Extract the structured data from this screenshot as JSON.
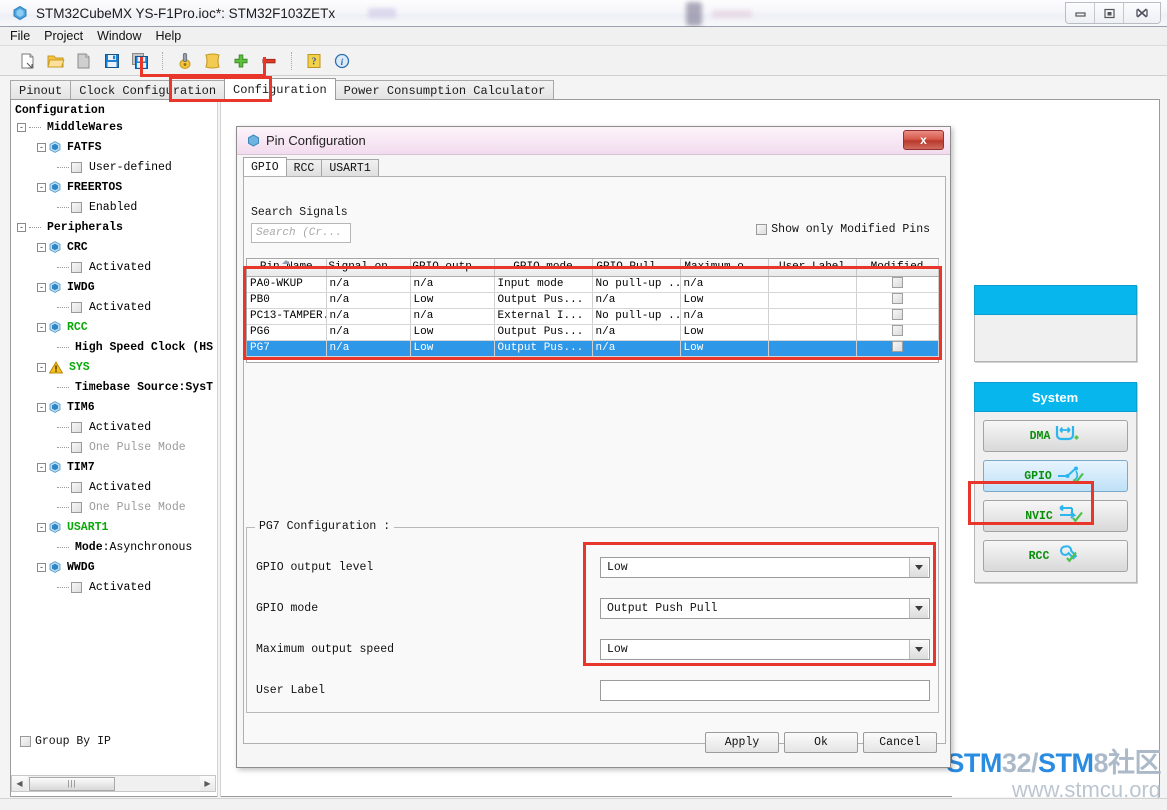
{
  "window": {
    "title": "STM32CubeMX YS-F1Pro.ioc*: STM32F103ZETx",
    "app_icon": "cube-icon",
    "buttons": {
      "minimize": "–",
      "maximize": "▣",
      "close": "✖"
    }
  },
  "menu": {
    "items": [
      "File",
      "Project",
      "Window",
      "Help"
    ]
  },
  "toolbar": {
    "icons": [
      "new-project-icon",
      "open-project-icon",
      "save-as-icon",
      "save-icon",
      "save-all-icon",
      "generate-code-icon",
      "generate-report-icon",
      "add-icon",
      "remove-icon",
      "help-icon",
      "about-icon"
    ]
  },
  "main_tabs": {
    "items": [
      "Pinout",
      "Clock Configuration",
      "Configuration",
      "Power Consumption Calculator"
    ],
    "active": "Configuration"
  },
  "tree": {
    "root": "Configuration",
    "nodes": [
      {
        "label": "MiddleWares",
        "type": "group",
        "indent": 0,
        "expander": "-"
      },
      {
        "label": "FATFS",
        "type": "ip",
        "indent": 1,
        "expander": "-",
        "state": "normal"
      },
      {
        "label": "User-defined",
        "type": "check",
        "indent": 2,
        "state": "normal"
      },
      {
        "label": "FREERTOS",
        "type": "ip",
        "indent": 1,
        "expander": "-",
        "state": "normal"
      },
      {
        "label": "Enabled",
        "type": "check",
        "indent": 2,
        "state": "normal"
      },
      {
        "label": "Peripherals",
        "type": "group",
        "indent": 0,
        "expander": "-"
      },
      {
        "label": "CRC",
        "type": "ip",
        "indent": 1,
        "expander": "-",
        "state": "normal"
      },
      {
        "label": "Activated",
        "type": "check",
        "indent": 2,
        "state": "normal"
      },
      {
        "label": "IWDG",
        "type": "ip",
        "indent": 1,
        "expander": "-",
        "state": "normal"
      },
      {
        "label": "Activated",
        "type": "check",
        "indent": 2,
        "state": "normal"
      },
      {
        "label": "RCC",
        "type": "ip",
        "indent": 1,
        "expander": "-",
        "state": "green"
      },
      {
        "label": "High Speed Clock (HS",
        "type": "text",
        "indent": 2,
        "state": "normal"
      },
      {
        "label": "SYS",
        "type": "warn",
        "indent": 1,
        "expander": "-",
        "state": "green"
      },
      {
        "label": "Timebase Source:SysT",
        "type": "text",
        "indent": 2,
        "state": "normal"
      },
      {
        "label": "TIM6",
        "type": "ip",
        "indent": 1,
        "expander": "-",
        "state": "normal"
      },
      {
        "label": "Activated",
        "type": "check",
        "indent": 2,
        "state": "normal"
      },
      {
        "label": "One Pulse Mode",
        "type": "check",
        "indent": 2,
        "state": "disabled"
      },
      {
        "label": "TIM7",
        "type": "ip",
        "indent": 1,
        "expander": "-",
        "state": "normal"
      },
      {
        "label": "Activated",
        "type": "check",
        "indent": 2,
        "state": "normal"
      },
      {
        "label": "One Pulse Mode",
        "type": "check",
        "indent": 2,
        "state": "disabled"
      },
      {
        "label": "USART1",
        "type": "ip",
        "indent": 1,
        "expander": "-",
        "state": "green"
      },
      {
        "label": "Mode:Asynchronous",
        "type": "text2",
        "indent": 2,
        "state": "normal",
        "bold_prefix": "Mode",
        "rest": ":Asynchronous"
      },
      {
        "label": "WWDG",
        "type": "ip",
        "indent": 1,
        "expander": "-",
        "state": "normal"
      },
      {
        "label": "Activated",
        "type": "check",
        "indent": 2,
        "state": "normal"
      }
    ],
    "hscroll": {
      "left_arrow": "◀",
      "right_arrow": "▶",
      "grip": "|||"
    }
  },
  "dialog": {
    "title": "Pin Configuration",
    "title_icon": "pin-config-icon",
    "close_label": "x",
    "tabs": {
      "items": [
        "GPIO",
        "RCC",
        "USART1"
      ],
      "active": "GPIO"
    },
    "search": {
      "label": "Search Signals",
      "placeholder": "Search (Cr..."
    },
    "show_only_modified": {
      "label": "Show only Modified Pins",
      "checked": false
    },
    "table": {
      "headers": [
        "Pin Name",
        "Signal on...",
        "GPIO outp...",
        "GPIO mode",
        "GPIO Pull...",
        "Maximum o...",
        "User Label",
        "Modified"
      ],
      "sorted_column": "Pin Name",
      "sort_direction": "asc",
      "rows": [
        {
          "pin": "PA0-WKUP",
          "signal": "n/a",
          "output": "n/a",
          "mode": "Input mode",
          "pull": "No pull-up ...",
          "speed": "n/a",
          "user_label": "",
          "modified": false,
          "selected": false
        },
        {
          "pin": "PB0",
          "signal": "n/a",
          "output": "Low",
          "mode": "Output Pus...",
          "pull": "n/a",
          "speed": "Low",
          "user_label": "",
          "modified": false,
          "selected": false
        },
        {
          "pin": "PC13-TAMPER...",
          "signal": "n/a",
          "output": "n/a",
          "mode": "External I...",
          "pull": "No pull-up ...",
          "speed": "n/a",
          "user_label": "",
          "modified": false,
          "selected": false
        },
        {
          "pin": "PG6",
          "signal": "n/a",
          "output": "Low",
          "mode": "Output Pus...",
          "pull": "n/a",
          "speed": "Low",
          "user_label": "",
          "modified": false,
          "selected": false
        },
        {
          "pin": "PG7",
          "signal": "n/a",
          "output": "Low",
          "mode": "Output Pus...",
          "pull": "n/a",
          "speed": "Low",
          "user_label": "",
          "modified": false,
          "selected": true
        }
      ]
    },
    "config": {
      "title": "PG7 Configuration :",
      "fields": [
        {
          "label": "GPIO output level",
          "value": "Low",
          "type": "combo"
        },
        {
          "label": "GPIO mode",
          "value": "Output Push Pull",
          "type": "combo"
        },
        {
          "label": "Maximum output speed",
          "value": "Low",
          "type": "combo"
        },
        {
          "label": "User Label",
          "value": "",
          "type": "text"
        }
      ]
    },
    "footer": {
      "group_by_ip": {
        "label": "Group By IP",
        "checked": false
      },
      "apply": "Apply",
      "ok": "Ok",
      "cancel": "Cancel"
    }
  },
  "ip_panel": {
    "groups": [
      {
        "title": "",
        "buttons": []
      },
      {
        "title": "System",
        "buttons": [
          {
            "label": "DMA",
            "icon": "dma-icon",
            "selected": false,
            "status": "add"
          },
          {
            "label": "GPIO",
            "icon": "gpio-icon",
            "selected": true,
            "status": "ok"
          },
          {
            "label": "NVIC",
            "icon": "nvic-icon",
            "selected": false,
            "status": "ok"
          },
          {
            "label": "RCC",
            "icon": "rcc-wrench-icon",
            "selected": false,
            "status": "ok"
          }
        ]
      }
    ]
  },
  "watermark": {
    "line1_a": "STM",
    "line1_b": "32/",
    "line1_c": "STM",
    "line1_d": "8社区",
    "line2": "www.stmcu.org"
  },
  "colors": {
    "accent_cyan": "#06b6ed",
    "selection_blue": "#2f97e8",
    "highlight_red": "#e8362a",
    "green_text": "#0aa80a",
    "dialog_pink": "#f7e6f3"
  }
}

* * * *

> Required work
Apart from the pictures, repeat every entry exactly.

> Solution for this exercise
Extract the structured data from this screenshot as JSON.
{
  "window": {
    "title": "STM32CubeMX YS-F1Pro.ioc*: STM32F103ZETx",
    "app_icon": "cube-icon",
    "buttons": {
      "minimize": "–",
      "maximize": "▣",
      "close": "✖"
    }
  },
  "menu": {
    "items": [
      "File",
      "Project",
      "Window",
      "Help"
    ]
  },
  "toolbar": {
    "icons": [
      "new-project-icon",
      "open-project-icon",
      "save-as-icon",
      "save-icon",
      "save-all-icon",
      "generate-code-icon",
      "generate-report-icon",
      "add-icon",
      "remove-icon",
      "help-icon",
      "about-icon"
    ]
  },
  "main_tabs": {
    "items": [
      "Pinout",
      "Clock Configuration",
      "Configuration",
      "Power Consumption Calculator"
    ],
    "active": "Configuration"
  },
  "tree": {
    "root": "Configuration",
    "nodes": [
      {
        "label": "MiddleWares",
        "type": "group",
        "indent": 0,
        "expander": "-"
      },
      {
        "label": "FATFS",
        "type": "ip",
        "indent": 1,
        "expander": "-",
        "state": "normal"
      },
      {
        "label": "User-defined",
        "type": "check",
        "indent": 2,
        "state": "normal"
      },
      {
        "label": "FREERTOS",
        "type": "ip",
        "indent": 1,
        "expander": "-",
        "state": "normal"
      },
      {
        "label": "Enabled",
        "type": "check",
        "indent": 2,
        "state": "normal"
      },
      {
        "label": "Peripherals",
        "type": "group",
        "indent": 0,
        "expander": "-"
      },
      {
        "label": "CRC",
        "type": "ip",
        "indent": 1,
        "expander": "-",
        "state": "normal"
      },
      {
        "label": "Activated",
        "type": "check",
        "indent": 2,
        "state": "normal"
      },
      {
        "label": "IWDG",
        "type": "ip",
        "indent": 1,
        "expander": "-",
        "state": "normal"
      },
      {
        "label": "Activated",
        "type": "check",
        "indent": 2,
        "state": "normal"
      },
      {
        "label": "RCC",
        "type": "ip",
        "indent": 1,
        "expander": "-",
        "state": "green"
      },
      {
        "label": "High Speed Clock (HS",
        "type": "text",
        "indent": 2,
        "state": "normal"
      },
      {
        "label": "SYS",
        "type": "warn",
        "indent": 1,
        "expander": "-",
        "state": "green"
      },
      {
        "label": "Timebase Source:SysT",
        "type": "text",
        "indent": 2,
        "state": "normal"
      },
      {
        "label": "TIM6",
        "type": "ip",
        "indent": 1,
        "expander": "-",
        "state": "normal"
      },
      {
        "label": "Activated",
        "type": "check",
        "indent": 2,
        "state": "normal"
      },
      {
        "label": "One Pulse Mode",
        "type": "check",
        "indent": 2,
        "state": "disabled"
      },
      {
        "label": "TIM7",
        "type": "ip",
        "indent": 1,
        "expander": "-",
        "state": "normal"
      },
      {
        "label": "Activated",
        "type": "check",
        "indent": 2,
        "state": "normal"
      },
      {
        "label": "One Pulse Mode",
        "type": "check",
        "indent": 2,
        "state": "disabled"
      },
      {
        "label": "USART1",
        "type": "ip",
        "indent": 1,
        "expander": "-",
        "state": "green"
      },
      {
        "label": "Mode:Asynchronous",
        "type": "text2",
        "indent": 2,
        "state": "normal",
        "bold_prefix": "Mode",
        "rest": ":Asynchronous"
      },
      {
        "label": "WWDG",
        "type": "ip",
        "indent": 1,
        "expander": "-",
        "state": "normal"
      },
      {
        "label": "Activated",
        "type": "check",
        "indent": 2,
        "state": "normal"
      }
    ],
    "hscroll": {
      "left_arrow": "◀",
      "right_arrow": "▶",
      "grip": "|||"
    }
  },
  "dialog": {
    "title": "Pin Configuration",
    "title_icon": "pin-config-icon",
    "close_label": "x",
    "tabs": {
      "items": [
        "GPIO",
        "RCC",
        "USART1"
      ],
      "active": "GPIO"
    },
    "search": {
      "label": "Search Signals",
      "placeholder": "Search (Cr..."
    },
    "show_only_modified": {
      "label": "Show only Modified Pins",
      "checked": false
    },
    "table": {
      "headers": [
        "Pin Name",
        "Signal on...",
        "GPIO outp...",
        "GPIO mode",
        "GPIO Pull...",
        "Maximum o...",
        "User Label",
        "Modified"
      ],
      "sorted_column": "Pin Name",
      "sort_direction": "asc",
      "rows": [
        {
          "pin": "PA0-WKUP",
          "signal": "n/a",
          "output": "n/a",
          "mode": "Input mode",
          "pull": "No pull-up ...",
          "speed": "n/a",
          "user_label": "",
          "modified": false,
          "selected": false
        },
        {
          "pin": "PB0",
          "signal": "n/a",
          "output": "Low",
          "mode": "Output Pus...",
          "pull": "n/a",
          "speed": "Low",
          "user_label": "",
          "modified": false,
          "selected": false
        },
        {
          "pin": "PC13-TAMPER...",
          "signal": "n/a",
          "output": "n/a",
          "mode": "External I...",
          "pull": "No pull-up ...",
          "speed": "n/a",
          "user_label": "",
          "modified": false,
          "selected": false
        },
        {
          "pin": "PG6",
          "signal": "n/a",
          "output": "Low",
          "mode": "Output Pus...",
          "pull": "n/a",
          "speed": "Low",
          "user_label": "",
          "modified": false,
          "selected": false
        },
        {
          "pin": "PG7",
          "signal": "n/a",
          "output": "Low",
          "mode": "Output Pus...",
          "pull": "n/a",
          "speed": "Low",
          "user_label": "",
          "modified": false,
          "selected": true
        }
      ]
    },
    "config": {
      "title": "PG7 Configuration :",
      "fields": [
        {
          "label": "GPIO output level",
          "value": "Low",
          "type": "combo"
        },
        {
          "label": "GPIO mode",
          "value": "Output Push Pull",
          "type": "combo"
        },
        {
          "label": "Maximum output speed",
          "value": "Low",
          "type": "combo"
        },
        {
          "label": "User Label",
          "value": "",
          "type": "text"
        }
      ]
    },
    "footer": {
      "group_by_ip": {
        "label": "Group By IP",
        "checked": false
      },
      "apply": "Apply",
      "ok": "Ok",
      "cancel": "Cancel"
    }
  },
  "ip_panel": {
    "groups": [
      {
        "title": "",
        "buttons": []
      },
      {
        "title": "System",
        "buttons": [
          {
            "label": "DMA",
            "icon": "dma-icon",
            "selected": false,
            "status": "add"
          },
          {
            "label": "GPIO",
            "icon": "gpio-icon",
            "selected": true,
            "status": "ok"
          },
          {
            "label": "NVIC",
            "icon": "nvic-icon",
            "selected": false,
            "status": "ok"
          },
          {
            "label": "RCC",
            "icon": "rcc-wrench-icon",
            "selected": false,
            "status": "ok"
          }
        ]
      }
    ]
  },
  "watermark": {
    "line1_a": "STM",
    "line1_b": "32/",
    "line1_c": "STM",
    "line1_d": "8社区",
    "line2": "www.stmcu.org"
  },
  "colors": {
    "accent_cyan": "#06b6ed",
    "selection_blue": "#2f97e8",
    "highlight_red": "#e8362a",
    "green_text": "#0aa80a",
    "dialog_pink": "#f7e6f3"
  }
}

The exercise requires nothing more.